Charcoal Crystal Garden,
an alternate method

Put several pieces of charcoal briquettes in a bowl. Mix:

  • 1/4 cup (60 ml) water
  • 1/4 cup (60 ml) laundry bluing
  • 1/4 cup (60 ml) table salt (not iodized)
  • 1 tablespoon (15 ml) ammonia

Stir well and pour over the briquettes, making certain they are sticking up from the liquid. If you want, drop mercurochrome, colored inks, or food coloring here and there. Wait for the crystals to grow.

Charcoal Crystal Garden,
another alternate method

There have many variations on the theme over the years. This is another ratio that the chemicals can be mixed:

  • 4 tbsp. (60ml) bluing
  • 4 tbsp. (60 ml) salt (no iodine)
  • 1 tbsp. (15 ml) ammonia
  • food coloring

The procedure is the same as for the first crystal garden.

Charcoal Crystal Garden,
non-bluig method

Produces somewhat different crystals from the other methods. You need:

  • 2 tbsp. (30 ml) ammonia
  • 2 tbsp. (30 ml) water (pref. distilled)
  • iodine*
  • food coloring
  • small pieces of coal or cork
  • 2 tbsp. (30 ml) salt (not iodized)
  • mercurochrome*
  • small non-metallic dish or glass pan

Arrange small pieces of coal, charcoal, cork, or brick in the bottom of the dish. Mix together the salt, ammonia, water, and about 10-12 drops of mercurochrome*. Pour over the chunks in the pan. Add a few drops each (a dozen or so) of mercurochrome*, iodine*, and food coloring here and there over the top. The crystals will start to form in a few days. You can add more solution once the crystals form to increase their size.

*Iodine is toxic; care must be taken so that it is not ingested or splashed into the eyes. Supervision of small children is recommended. Mercurochrome is also toxic and, since it contains mercury, should not be handled or disposed of improperly. Neither iodine or mercurochrome are necessary for the project to work; keep in mind that this is a classic project and is presented as it would have been 40 years ago.

Salt garden
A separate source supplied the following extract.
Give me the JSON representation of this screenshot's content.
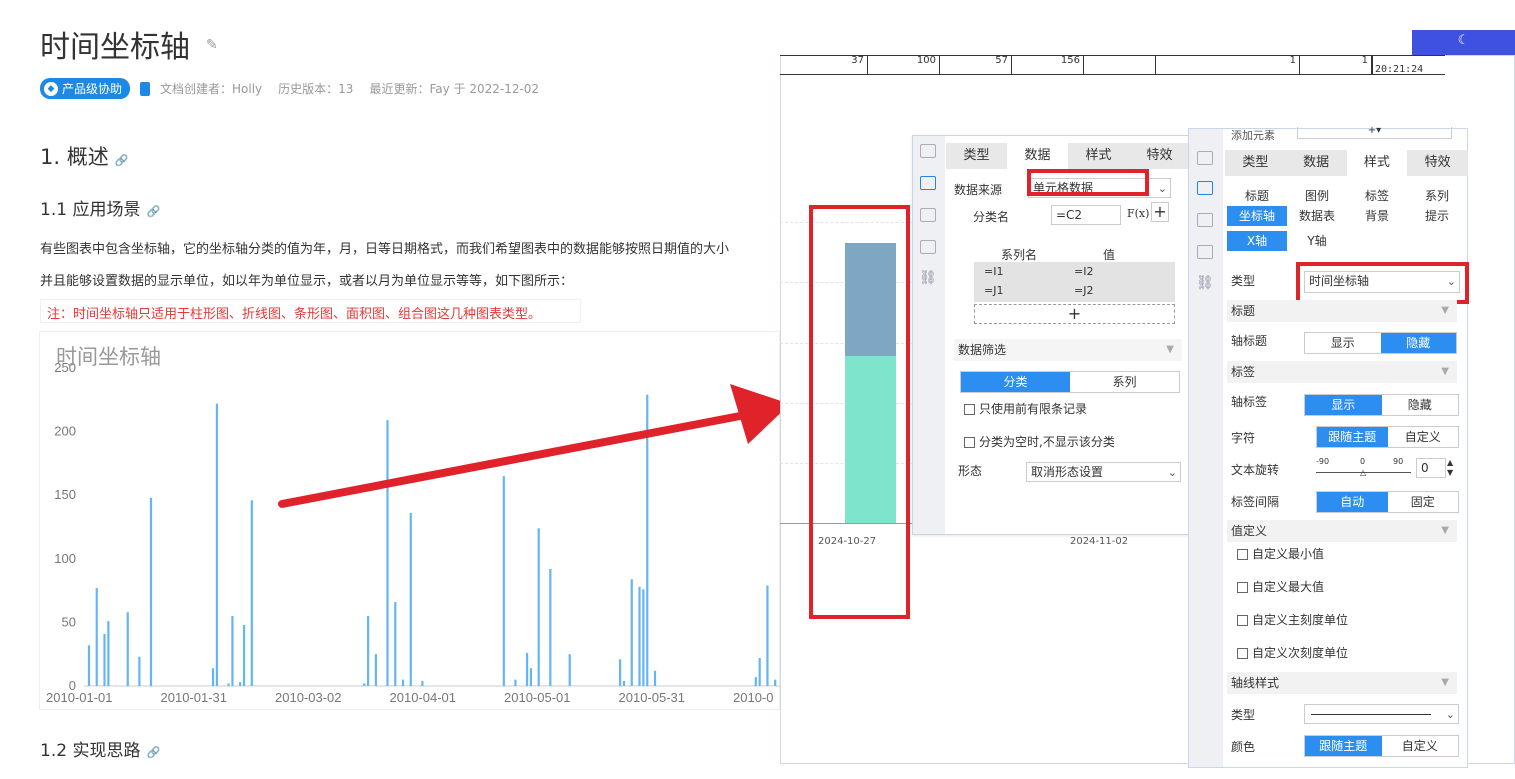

Place pieces of charcoal, brick, or small porous stone in a dish. Stir salt into warm water until no more salt will dissolve. Add a spoonful of vinegar to the solution, and pour it over the charcoal or stones. The vinegar will degrease the stones, allowing capillary action to carry the salt water to the surface, where it evaporates, leaving salt crystals. Capillary action continues as long as there is solution remaining, which is carried up through the new crystals, building on top of them.



Crystals and Crystal Growing

© 1997- Brian Carusella All rights reserved.
Quotes and images not my own remain in the
copyright of the originator or else in the public domain.